## What this task involves
Search the records below for the word "Hold", then return every line where it appears.

Saved data entries:
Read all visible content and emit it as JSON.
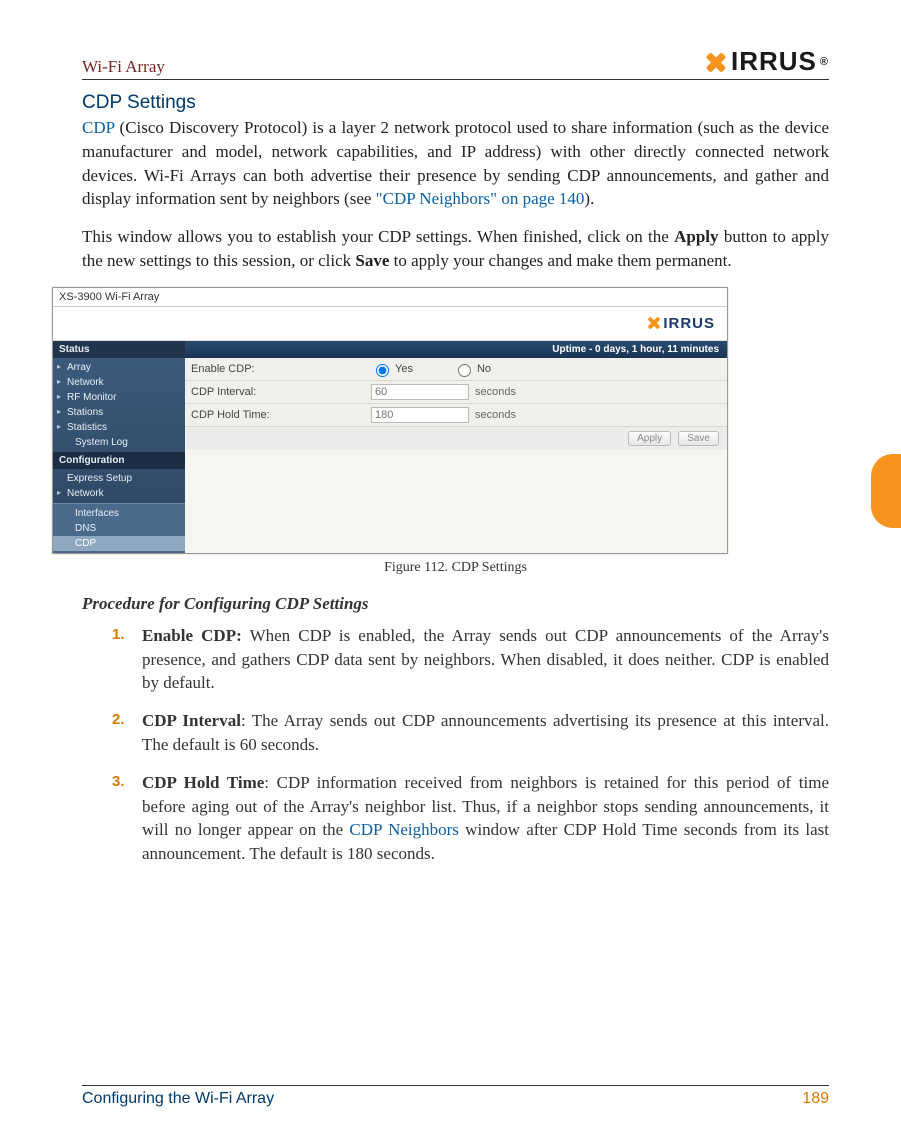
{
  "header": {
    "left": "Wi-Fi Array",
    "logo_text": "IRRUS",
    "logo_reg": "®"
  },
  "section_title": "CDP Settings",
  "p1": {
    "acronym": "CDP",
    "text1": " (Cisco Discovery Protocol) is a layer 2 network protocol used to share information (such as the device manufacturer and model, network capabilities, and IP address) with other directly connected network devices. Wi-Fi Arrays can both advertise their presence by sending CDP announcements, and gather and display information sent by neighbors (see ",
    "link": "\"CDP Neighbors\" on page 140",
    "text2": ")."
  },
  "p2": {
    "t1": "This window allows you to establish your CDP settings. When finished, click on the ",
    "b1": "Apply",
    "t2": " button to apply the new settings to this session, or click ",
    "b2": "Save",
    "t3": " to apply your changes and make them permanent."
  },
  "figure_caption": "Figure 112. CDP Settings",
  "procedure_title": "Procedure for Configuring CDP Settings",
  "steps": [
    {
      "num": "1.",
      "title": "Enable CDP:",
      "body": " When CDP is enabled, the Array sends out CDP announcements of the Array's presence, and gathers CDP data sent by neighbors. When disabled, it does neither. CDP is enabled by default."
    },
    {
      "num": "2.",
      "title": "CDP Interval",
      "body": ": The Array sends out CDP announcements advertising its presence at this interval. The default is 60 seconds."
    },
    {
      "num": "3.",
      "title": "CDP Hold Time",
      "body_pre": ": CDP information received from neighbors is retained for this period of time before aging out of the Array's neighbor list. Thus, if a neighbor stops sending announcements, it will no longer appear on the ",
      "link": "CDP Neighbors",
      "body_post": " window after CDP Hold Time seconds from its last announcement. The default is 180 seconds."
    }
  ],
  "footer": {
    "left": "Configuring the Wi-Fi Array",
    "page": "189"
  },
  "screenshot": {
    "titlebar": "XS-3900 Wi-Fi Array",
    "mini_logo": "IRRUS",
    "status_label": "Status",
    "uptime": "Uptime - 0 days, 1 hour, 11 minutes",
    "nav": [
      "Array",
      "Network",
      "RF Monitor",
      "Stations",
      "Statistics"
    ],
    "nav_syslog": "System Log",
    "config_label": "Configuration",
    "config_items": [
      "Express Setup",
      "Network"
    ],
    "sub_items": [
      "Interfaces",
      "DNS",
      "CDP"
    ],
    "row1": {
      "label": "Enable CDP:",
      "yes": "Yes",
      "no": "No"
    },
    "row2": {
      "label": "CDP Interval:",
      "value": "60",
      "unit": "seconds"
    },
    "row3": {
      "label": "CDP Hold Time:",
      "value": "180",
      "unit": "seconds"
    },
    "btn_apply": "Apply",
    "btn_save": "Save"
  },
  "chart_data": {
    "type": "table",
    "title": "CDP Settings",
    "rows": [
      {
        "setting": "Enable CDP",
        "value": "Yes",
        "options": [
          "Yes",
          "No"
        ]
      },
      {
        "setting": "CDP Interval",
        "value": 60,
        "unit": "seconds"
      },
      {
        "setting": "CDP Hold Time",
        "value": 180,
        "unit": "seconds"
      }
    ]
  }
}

## Task answer
      "title": "CDP Hold Time",
      "body_post": " window after CDP Hold Time seconds from its last announcement. The default is 180 seconds."
      "label": "CDP Hold Time:",
        "setting": "CDP Hold Time",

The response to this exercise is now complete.